According to one of the partners, the wife's allegations are unfounded and making her a member of the LLC company would violate an agreement they made with her husband prior to his death. The agreement prevents spouses from becoming members in case of death or divorce. The partner also states that while the wife did not become a member upon her husband's death, she does have the right to sell her interest to the company at a fair market price.
The dispute is not as much whether the wife should become a member of the LLC as it is whether she has a right to be privy to the financial records of her late husband's company. The company claims it has raised hundreds of thousands of dollars for the wife's family.
In this dispute, there are several business questions that could be raised, such as the legality of the agreement to not allow spouses to gain membership. These are questions that may be presented to a lawyer experienced in business litigation.

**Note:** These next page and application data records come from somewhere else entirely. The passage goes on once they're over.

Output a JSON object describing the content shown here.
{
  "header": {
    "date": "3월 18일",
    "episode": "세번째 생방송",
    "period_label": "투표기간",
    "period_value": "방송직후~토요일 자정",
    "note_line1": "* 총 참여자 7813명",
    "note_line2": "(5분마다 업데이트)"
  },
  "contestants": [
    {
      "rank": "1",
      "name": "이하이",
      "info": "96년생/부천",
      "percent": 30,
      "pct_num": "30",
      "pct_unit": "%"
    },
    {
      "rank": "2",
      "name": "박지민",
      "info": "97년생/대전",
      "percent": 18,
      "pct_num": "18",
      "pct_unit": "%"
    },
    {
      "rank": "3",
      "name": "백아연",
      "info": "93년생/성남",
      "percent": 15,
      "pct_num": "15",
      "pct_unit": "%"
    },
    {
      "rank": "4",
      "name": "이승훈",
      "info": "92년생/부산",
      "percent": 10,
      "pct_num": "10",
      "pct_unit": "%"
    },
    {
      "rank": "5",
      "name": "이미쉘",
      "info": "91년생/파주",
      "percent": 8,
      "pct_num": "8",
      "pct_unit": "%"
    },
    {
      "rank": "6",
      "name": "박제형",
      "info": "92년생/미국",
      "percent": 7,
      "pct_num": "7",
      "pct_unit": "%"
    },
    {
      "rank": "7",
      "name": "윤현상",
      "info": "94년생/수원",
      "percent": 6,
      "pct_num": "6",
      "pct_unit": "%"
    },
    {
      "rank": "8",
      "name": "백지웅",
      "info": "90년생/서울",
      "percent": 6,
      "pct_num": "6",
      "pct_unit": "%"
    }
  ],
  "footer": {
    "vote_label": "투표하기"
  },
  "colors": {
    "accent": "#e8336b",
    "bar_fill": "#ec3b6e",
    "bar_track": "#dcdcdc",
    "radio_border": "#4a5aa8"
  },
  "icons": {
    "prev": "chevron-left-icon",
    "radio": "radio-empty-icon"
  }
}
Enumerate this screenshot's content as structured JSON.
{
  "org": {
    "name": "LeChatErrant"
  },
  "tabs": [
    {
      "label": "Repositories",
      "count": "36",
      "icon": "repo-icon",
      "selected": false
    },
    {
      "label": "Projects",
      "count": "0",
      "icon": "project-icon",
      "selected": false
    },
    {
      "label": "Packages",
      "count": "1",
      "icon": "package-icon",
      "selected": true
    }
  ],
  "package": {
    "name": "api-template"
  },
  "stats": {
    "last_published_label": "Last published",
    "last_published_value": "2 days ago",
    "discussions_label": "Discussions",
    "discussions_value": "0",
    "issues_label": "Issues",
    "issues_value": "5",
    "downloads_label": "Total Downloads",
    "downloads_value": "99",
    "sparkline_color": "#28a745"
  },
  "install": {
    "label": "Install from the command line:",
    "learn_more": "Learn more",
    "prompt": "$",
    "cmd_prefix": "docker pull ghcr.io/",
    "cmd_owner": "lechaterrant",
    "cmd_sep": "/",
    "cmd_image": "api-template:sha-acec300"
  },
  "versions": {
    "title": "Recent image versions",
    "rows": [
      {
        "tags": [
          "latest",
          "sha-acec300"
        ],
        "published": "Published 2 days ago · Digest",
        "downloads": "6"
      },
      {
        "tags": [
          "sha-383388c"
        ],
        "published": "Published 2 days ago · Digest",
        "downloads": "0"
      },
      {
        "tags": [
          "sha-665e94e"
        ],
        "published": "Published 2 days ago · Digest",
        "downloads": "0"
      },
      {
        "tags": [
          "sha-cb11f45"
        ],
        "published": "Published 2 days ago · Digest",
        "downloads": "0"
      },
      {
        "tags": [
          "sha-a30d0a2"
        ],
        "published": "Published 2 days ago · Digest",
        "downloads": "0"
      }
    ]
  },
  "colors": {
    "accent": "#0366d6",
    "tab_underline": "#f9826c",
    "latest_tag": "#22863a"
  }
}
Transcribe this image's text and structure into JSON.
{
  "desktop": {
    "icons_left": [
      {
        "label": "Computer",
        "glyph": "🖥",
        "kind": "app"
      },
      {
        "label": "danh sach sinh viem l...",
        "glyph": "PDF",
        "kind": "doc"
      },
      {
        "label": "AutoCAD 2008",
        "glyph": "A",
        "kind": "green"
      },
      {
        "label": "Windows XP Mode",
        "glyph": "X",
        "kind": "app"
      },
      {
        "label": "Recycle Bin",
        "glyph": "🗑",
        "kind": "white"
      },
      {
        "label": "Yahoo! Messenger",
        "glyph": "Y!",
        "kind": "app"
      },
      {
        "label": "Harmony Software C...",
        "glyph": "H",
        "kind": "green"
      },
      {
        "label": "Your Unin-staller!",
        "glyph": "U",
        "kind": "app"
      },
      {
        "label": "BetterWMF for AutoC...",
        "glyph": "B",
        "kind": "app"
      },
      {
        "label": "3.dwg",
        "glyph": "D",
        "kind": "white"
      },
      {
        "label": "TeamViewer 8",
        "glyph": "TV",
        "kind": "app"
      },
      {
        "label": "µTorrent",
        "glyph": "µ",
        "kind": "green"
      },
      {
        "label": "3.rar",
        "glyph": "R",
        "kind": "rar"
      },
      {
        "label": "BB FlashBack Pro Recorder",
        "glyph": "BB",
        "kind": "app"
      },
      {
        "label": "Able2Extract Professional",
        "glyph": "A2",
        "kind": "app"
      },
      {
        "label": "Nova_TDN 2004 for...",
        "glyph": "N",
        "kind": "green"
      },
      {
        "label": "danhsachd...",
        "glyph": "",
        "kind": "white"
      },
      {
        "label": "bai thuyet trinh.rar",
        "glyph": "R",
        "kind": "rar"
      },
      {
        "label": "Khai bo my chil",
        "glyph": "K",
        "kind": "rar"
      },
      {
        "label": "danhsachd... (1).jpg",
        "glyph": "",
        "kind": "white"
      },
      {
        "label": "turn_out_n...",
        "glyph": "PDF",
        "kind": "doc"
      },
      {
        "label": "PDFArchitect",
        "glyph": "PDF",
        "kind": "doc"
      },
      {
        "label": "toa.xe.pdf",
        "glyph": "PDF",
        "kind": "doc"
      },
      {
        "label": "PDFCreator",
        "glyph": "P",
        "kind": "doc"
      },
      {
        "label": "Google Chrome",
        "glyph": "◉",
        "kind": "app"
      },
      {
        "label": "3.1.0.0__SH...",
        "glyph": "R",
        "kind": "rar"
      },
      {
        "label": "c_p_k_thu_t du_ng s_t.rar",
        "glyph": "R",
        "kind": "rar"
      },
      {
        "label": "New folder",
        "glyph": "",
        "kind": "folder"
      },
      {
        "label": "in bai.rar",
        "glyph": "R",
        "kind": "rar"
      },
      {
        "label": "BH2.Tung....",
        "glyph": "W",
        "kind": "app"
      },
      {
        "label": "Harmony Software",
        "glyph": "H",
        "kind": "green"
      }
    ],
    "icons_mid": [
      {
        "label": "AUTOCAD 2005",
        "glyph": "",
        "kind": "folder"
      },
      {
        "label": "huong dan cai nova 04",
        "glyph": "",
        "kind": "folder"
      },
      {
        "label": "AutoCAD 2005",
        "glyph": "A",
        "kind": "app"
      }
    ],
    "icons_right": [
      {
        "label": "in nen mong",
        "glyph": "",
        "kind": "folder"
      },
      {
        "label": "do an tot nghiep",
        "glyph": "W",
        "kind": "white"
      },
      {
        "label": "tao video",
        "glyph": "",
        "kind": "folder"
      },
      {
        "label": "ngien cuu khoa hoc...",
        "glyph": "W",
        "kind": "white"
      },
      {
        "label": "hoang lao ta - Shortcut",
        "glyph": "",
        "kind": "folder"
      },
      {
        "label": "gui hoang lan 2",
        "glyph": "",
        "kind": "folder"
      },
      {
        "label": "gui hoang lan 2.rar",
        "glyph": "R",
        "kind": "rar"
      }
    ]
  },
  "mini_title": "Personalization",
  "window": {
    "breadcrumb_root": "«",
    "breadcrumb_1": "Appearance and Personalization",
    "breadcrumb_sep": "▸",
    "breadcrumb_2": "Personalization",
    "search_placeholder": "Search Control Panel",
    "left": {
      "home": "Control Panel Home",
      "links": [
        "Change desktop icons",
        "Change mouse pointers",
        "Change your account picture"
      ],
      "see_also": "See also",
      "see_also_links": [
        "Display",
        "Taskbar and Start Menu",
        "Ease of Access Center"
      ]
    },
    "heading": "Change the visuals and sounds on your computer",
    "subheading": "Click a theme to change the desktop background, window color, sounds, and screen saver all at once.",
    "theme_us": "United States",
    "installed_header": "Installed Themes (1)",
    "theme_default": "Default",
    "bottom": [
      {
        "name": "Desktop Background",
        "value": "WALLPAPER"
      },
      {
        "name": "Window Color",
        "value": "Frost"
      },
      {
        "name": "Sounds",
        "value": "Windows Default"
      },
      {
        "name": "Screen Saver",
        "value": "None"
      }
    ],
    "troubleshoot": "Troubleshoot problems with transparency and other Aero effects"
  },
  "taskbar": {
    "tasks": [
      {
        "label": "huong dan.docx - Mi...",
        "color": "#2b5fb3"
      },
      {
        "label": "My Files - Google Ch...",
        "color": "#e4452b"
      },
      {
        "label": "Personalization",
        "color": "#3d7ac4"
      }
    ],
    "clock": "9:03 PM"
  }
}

Source: Houston Chronicle, "Widow of famed Navy SEAL sniper says she's been shut out of her own company", Craig Hlavaty , December 27, 2013